Brilliant Blonde Lawyer Sister stood by the door. Her boots were Italian leather, her coat was expensive wool, and her scarf was cashmere. I tapped her on the shoulder.
“Guess what I got you!” I sang as I reached into my bag.
Andy, who had met Brilliant Blonde Lawyer Sister that morning, shook his head and mouthed, “Never” at me.
Brilliant Blonde Lawyer Sister took a sip of her drink, set it down, and said, “Hit me. You will never beat the jingle bell antlers!”
I pulled out the Vegas Antlers. Her jaw dropped in a thoroughly gratifying way.
“But wait! There’s more!” I carolled, and hit the button in the center of the headband. The lights went crazy.
A candle kid stopped cold, entranced. “Ohhhh. Pretty. Can I have that?”
Brilliant Blonde Lawyer Sister immediately said, “Sure!”
I shook my head. “Sorry guys, this is a very special Christmas present for my sister.” I handed over the antlers.
She put them on. “How long does the light show last?”
“About a minute,” I told her, in between chortles. “Then you have to hit the button again!” I demonstrated by smacking her in the

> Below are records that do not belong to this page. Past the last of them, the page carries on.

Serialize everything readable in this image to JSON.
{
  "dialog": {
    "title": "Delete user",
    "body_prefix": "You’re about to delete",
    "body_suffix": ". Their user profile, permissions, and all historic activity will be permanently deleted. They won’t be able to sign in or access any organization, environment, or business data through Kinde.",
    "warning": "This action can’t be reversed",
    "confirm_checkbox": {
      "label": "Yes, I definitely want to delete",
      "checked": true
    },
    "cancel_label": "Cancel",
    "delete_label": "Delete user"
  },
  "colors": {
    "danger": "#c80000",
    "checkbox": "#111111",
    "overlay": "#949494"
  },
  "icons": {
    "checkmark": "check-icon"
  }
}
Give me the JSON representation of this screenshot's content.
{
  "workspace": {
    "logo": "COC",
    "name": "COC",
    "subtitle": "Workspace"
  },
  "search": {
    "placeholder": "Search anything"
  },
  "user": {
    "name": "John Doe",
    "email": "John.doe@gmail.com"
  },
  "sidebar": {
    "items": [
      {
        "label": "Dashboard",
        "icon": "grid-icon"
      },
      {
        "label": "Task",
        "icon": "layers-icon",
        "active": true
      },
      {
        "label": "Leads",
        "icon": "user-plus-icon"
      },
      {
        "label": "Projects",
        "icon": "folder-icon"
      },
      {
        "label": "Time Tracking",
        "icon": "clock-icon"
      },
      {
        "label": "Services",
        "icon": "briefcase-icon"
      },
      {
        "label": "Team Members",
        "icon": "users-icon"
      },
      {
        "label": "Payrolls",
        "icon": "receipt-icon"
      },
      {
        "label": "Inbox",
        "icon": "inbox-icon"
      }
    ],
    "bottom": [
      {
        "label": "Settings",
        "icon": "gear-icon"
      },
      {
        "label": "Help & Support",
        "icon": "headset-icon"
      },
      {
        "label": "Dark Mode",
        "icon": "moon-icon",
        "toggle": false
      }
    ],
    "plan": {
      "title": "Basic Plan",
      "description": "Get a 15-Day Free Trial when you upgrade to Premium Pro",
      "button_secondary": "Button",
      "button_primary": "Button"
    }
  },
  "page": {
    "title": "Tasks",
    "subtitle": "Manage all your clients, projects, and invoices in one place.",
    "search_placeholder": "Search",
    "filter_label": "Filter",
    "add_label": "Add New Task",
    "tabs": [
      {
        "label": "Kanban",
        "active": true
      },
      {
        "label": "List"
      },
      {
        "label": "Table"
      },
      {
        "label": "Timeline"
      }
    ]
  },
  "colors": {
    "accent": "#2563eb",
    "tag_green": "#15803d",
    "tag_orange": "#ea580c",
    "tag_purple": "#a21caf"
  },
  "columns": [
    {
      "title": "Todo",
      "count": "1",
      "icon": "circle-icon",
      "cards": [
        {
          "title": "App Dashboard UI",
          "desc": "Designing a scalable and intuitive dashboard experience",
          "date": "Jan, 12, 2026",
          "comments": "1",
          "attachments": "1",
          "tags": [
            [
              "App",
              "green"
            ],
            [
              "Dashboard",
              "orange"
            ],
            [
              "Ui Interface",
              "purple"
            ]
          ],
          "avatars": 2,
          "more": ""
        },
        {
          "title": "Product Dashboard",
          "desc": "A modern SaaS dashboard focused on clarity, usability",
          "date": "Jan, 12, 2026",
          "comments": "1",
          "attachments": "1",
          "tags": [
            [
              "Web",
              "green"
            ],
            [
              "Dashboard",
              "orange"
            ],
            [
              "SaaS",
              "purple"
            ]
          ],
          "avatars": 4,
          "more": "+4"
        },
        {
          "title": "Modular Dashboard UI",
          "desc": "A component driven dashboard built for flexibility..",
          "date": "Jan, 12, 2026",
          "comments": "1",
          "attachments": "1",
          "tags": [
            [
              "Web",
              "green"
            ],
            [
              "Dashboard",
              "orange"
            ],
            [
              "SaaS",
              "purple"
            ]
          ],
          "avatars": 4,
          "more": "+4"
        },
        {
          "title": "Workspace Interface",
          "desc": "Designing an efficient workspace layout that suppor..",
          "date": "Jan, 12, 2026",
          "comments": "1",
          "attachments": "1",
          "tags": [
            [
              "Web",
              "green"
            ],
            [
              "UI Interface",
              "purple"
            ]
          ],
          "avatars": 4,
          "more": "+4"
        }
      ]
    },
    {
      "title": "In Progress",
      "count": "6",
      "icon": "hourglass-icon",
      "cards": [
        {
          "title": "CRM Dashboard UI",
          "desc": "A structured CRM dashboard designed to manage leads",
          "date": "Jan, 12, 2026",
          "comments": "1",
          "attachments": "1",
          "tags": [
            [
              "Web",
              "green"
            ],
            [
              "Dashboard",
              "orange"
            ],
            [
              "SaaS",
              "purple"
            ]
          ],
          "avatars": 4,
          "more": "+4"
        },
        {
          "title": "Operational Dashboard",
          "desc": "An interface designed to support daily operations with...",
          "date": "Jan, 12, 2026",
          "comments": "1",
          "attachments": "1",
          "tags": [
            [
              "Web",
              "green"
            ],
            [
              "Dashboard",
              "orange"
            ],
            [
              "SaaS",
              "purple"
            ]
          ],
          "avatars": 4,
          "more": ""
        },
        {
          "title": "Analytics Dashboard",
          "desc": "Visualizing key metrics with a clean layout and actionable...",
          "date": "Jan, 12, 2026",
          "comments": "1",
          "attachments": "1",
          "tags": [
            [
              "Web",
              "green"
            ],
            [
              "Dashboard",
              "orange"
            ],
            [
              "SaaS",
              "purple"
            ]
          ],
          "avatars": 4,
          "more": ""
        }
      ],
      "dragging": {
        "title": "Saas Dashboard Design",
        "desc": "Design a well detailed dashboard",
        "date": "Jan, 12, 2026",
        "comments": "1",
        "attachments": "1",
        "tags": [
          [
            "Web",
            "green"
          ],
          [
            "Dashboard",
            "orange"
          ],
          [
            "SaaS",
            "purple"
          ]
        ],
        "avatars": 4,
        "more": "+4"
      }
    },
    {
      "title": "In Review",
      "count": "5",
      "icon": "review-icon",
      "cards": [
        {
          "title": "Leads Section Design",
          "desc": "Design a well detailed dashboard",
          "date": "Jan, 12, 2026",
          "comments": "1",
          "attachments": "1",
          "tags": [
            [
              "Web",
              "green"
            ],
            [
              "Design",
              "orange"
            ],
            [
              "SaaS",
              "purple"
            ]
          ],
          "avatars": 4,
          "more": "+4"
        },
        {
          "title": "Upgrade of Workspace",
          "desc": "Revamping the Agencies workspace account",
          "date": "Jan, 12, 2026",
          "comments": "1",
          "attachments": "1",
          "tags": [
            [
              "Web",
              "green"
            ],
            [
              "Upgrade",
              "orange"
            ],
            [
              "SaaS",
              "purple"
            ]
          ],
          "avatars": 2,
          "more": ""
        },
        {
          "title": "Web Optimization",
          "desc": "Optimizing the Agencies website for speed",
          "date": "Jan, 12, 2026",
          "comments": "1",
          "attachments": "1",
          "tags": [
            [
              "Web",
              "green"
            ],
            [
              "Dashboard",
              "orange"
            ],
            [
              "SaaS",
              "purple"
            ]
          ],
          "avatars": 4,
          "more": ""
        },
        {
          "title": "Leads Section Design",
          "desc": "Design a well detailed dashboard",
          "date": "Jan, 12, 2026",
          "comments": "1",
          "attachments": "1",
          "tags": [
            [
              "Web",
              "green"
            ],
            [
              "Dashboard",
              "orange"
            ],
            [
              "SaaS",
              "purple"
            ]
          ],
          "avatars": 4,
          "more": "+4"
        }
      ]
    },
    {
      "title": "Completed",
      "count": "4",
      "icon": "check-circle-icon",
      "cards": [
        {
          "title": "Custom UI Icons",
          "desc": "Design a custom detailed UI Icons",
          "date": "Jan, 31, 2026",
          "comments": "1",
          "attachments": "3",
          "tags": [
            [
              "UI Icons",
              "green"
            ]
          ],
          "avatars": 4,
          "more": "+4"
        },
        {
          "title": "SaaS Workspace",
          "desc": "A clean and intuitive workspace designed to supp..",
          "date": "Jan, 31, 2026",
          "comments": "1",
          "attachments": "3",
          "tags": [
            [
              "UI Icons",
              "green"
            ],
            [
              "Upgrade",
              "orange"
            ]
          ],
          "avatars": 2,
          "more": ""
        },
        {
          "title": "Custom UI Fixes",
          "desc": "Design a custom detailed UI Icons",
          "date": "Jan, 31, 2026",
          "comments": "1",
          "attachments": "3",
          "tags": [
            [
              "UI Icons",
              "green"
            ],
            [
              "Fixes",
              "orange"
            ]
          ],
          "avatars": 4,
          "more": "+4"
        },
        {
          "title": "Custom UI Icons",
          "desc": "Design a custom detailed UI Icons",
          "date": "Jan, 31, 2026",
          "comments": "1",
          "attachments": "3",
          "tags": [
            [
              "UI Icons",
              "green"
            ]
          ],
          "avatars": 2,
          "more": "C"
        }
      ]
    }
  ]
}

It was too much for Andy. He laughed until he cried.
And then, as he wiped the tears out of the corners of his eyes, I reached into my bag once more.
“After I saw just how much you liked them,” I explained, “I got one for you, too!”
I pulled out a second set of Vegas Antlers and offered them to Andy.
Andy gave me a betrayed look. He made no move to take his antlers. So I turned them on and put them on his head. He stuck out his lower lip in his patented sad pout.
Brilliant Blonde Lawyer sister cracked up.
Maggie turned just in time to see pouting reindeer Andy. She spewed a mouthful of alcohol all over the candy kids. They shrieked and ran.
That night, every time Andy looked at Brilliant Blonde Lawyer Sister’s headgear, he would laugh. She would reach over and smack his headband so his lights lit up.
Then she would laugh.
Andy would pout, then smack her headband back. In fact, they repeatedly smacked each other’s heads as we carolled our way through the snowy streets of New Hampshire.
Their festive headgear undoubtedly netted us some extra fudge. And at one house, a guy even tried to give us money (though it might also have been a bribe to get us to go away).
There might not have been magic, but there was family. And laughter. So much laughter, in fact…
…that it was truly a Merry Christmas.